Segment Start: INFORMATION SHOWN

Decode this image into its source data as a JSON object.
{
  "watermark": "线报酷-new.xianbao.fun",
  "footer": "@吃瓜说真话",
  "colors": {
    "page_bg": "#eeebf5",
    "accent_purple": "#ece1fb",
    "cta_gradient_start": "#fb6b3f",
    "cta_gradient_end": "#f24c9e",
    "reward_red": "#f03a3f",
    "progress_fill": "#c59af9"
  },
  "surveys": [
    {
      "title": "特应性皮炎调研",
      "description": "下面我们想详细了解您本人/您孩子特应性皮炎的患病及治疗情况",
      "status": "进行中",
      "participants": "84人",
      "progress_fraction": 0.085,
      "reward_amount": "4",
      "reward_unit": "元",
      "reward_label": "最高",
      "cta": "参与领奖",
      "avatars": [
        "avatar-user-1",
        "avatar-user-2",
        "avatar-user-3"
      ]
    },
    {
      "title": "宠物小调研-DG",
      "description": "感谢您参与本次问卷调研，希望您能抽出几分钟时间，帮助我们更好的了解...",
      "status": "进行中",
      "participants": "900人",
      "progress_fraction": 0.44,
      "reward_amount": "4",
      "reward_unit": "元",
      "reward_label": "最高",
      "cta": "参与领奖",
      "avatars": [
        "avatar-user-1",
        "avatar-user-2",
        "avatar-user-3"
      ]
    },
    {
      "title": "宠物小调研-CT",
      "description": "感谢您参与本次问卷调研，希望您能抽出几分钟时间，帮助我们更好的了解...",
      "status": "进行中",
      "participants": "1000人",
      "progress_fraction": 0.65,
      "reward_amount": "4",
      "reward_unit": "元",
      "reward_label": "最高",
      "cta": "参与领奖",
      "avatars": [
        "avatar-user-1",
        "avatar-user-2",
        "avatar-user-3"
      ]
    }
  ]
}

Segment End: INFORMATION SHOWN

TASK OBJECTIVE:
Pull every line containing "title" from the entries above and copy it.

WRITTEN RESPONSE:
      "title": "特应性皮炎调研",
      "title": "宠物小调研-DG",
      "title": "宠物小调研-CT",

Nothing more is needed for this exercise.